“The Scary of Sixty-First”
Dasha Nekrasova may be best known as co-host of the edgy “Red Scare” podcast, but that could very well change with this thriller set in the aftermath of Jeffrey Epstein’s suicide. Yes, really: The movie stars Betsey Brown and Madeline Quinn as two apartment-hunting New Yorkers who inadvertently rent Epstein’s former Upper East Side lair. With time, a stranger shows up, as the pair fall into a conspiratorial plot that drives one of them to the point of insanity.
Inspired in part by “Eyes Wide Shut” and early Polanski thrillers, the movie promises an eerie descent into the sheer terror and disorientation of the modern disinformation age.
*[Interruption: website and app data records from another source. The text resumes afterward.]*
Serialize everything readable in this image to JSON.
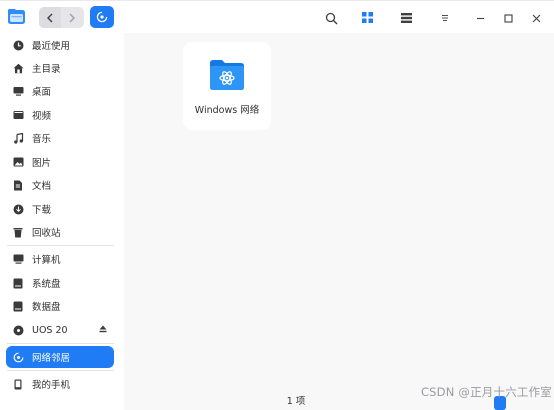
{
  "toolbar": {
    "app_icon": "file-manager-icon",
    "back_icon": "chevron-left-icon",
    "forward_icon": "chevron-right-icon",
    "location_icon": "network-icon",
    "search_icon": "search-icon",
    "icon_view_icon": "grid-view-icon",
    "list_view_icon": "list-view-icon",
    "menu_icon": "menu-icon",
    "minimize_icon": "minimize-icon",
    "maximize_icon": "maximize-icon",
    "close_icon": "close-icon",
    "accent": "#1f7cf5"
  },
  "sidebar": {
    "items": [
      {
        "label": "最近使用",
        "icon": "clock-icon"
      },
      {
        "label": "主目录",
        "icon": "home-icon"
      },
      {
        "label": "桌面",
        "icon": "desktop-icon"
      },
      {
        "label": "视频",
        "icon": "video-icon"
      },
      {
        "label": "音乐",
        "icon": "music-icon"
      },
      {
        "label": "图片",
        "icon": "picture-icon"
      },
      {
        "label": "文档",
        "icon": "document-icon"
      },
      {
        "label": "下载",
        "icon": "download-icon"
      },
      {
        "label": "回收站",
        "icon": "trash-icon"
      },
      {
        "label": "计算机",
        "icon": "computer-icon"
      },
      {
        "label": "系统盘",
        "icon": "disk-icon"
      },
      {
        "label": "数据盘",
        "icon": "disk-icon"
      },
      {
        "label": "UOS 20",
        "icon": "disc-icon"
      },
      {
        "label": "网络邻居",
        "icon": "network-icon",
        "active": true
      },
      {
        "label": "我的手机",
        "icon": "phone-icon"
      }
    ]
  },
  "main": {
    "items": [
      {
        "label": "Windows 网络",
        "icon": "network-folder-icon"
      }
    ],
    "status": "1 项"
  },
  "watermark": "CSDN @正月十六工作室"
}
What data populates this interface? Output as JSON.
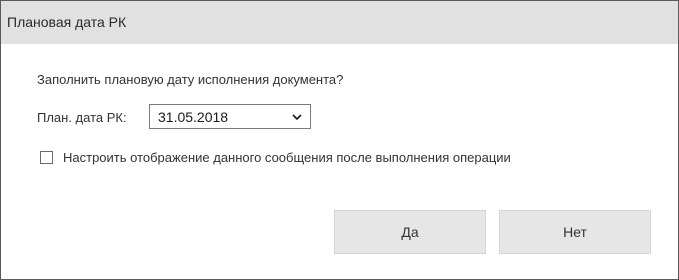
{
  "window": {
    "title": "Плановая дата РК"
  },
  "body": {
    "question": "Заполнить плановую дату исполнения документа?",
    "date_label": "План. дата РК:",
    "date_value": "31.05.2018",
    "checkbox_label": "Настроить отображение данного сообщения после выполнения операции",
    "checkbox_checked": false
  },
  "buttons": {
    "yes_label": "Да",
    "no_label": "Нет"
  },
  "colors": {
    "titlebar_bg": "#e1e1e1",
    "button_bg": "#e6e6e6",
    "border": "#5a5a5a"
  }
}
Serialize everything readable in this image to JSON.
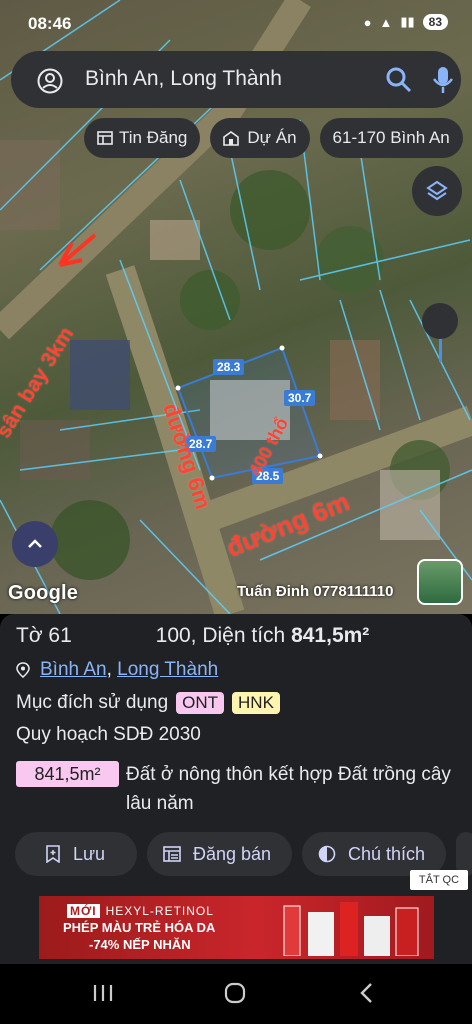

Expect a provocative extension of Nekrasova’s public-facing sensibilities, with a movie that challenges mainstream media narratives as well as the impact they have on a chaotic moment when reality itself has become suspect. —EK
While film fans might have to wait awhile to check out some of Berlin’s other offerings, no need to worry when it comes to Dan Lindsay and T.J. Martin’s latest documentary, which tracks the highs and lows of Tina Turner’s remarkable career and hits HBO and HBO Max at the end of March. Drawing on a wealth of never-before-seen footage spanning 60 years, audio tapes, personal photos, and new interviews with Turner herself, “Tina” promises an intimate and fresh look at the notoriously private icon.
While bits and pieces of Turner’s life and career have been on display before, from her 1986 autobiography “I, Tina,” and the 1993 film “What’s Love Got to Do with It,” “Tina” represents the first authorized feature documentary on Turner. The documentary features interviews with Angela Bassett, Oprah Winfrey, journalist Kurt Loder, playwright Katori Hall (“P-Valley”), and Tina’s husband Erwin Bach, among others. —KE
“What Do We See When We Look at the Sky?”
Berlin’s competition section has a tendency to position newcomers alongside more established names. To that end, Georgian director Alexandre Koberidze’s second feature stands a good shot at becoming one of the discoveries of the section. Following his sleeper hit “Let the Summer Never Come Again,” Koberidze’s intriguing new romance offers a fresh twist on the “love at first sight” concept, with a would-be couple discovering that every day they wake up looking like different people, forcing them to undergo new challenges to find each other all over again. Think “Groundhog Day” by way of missed connections — a movie designed to interrogate the nature of intimate bonds and their potential to transcend precise physical characteristics.
The bizarro concept may be its selling point, but “What Do We See When We Look at the Sky?” is the kind of movie that needs a sophisticated blend of filmmaking trickery and calibrated performances to hold together. In a most unusual year for the Berlinale, here’s hoping a tale of companionship amid existential disorientation fits the zeitgeist as much as it sounds like it could. —EK
“Wheel of Fortune and Fantasy”
After emerging on the world stage with his epic “Happy Hour” and the 2018 Cannes headliner “Asako I & II,” Hamaguchi Ryūsuke is back with another Rohmerian and playfully structured tale of everyday women being refracted through the shimmers of modern life. Billed as a collection of “short films about coincidence and imagination,” “Wheel of Fortune and Fantasy” is split into three lo-fi episodes that flow into each other and resonate together like a piece of music.
One chronicles a seduction gone wrong, another an uneven love triangle, while the third supposedly hinges on a sci-fi inflected chance encounter that finds a certain musicality in life’s strangeness. Promising to be as buoyant yet beguiling as the films that established Hamaguchi as a major talent (if perhaps a touch smaller), “Wheel of Fortune and Fantasy” is poised to shine a ray of light into a dour Competition lineup, and will likely be making its way to the U.S. later this year, considering the warm reception the director’s last two movies have received in the States. —DE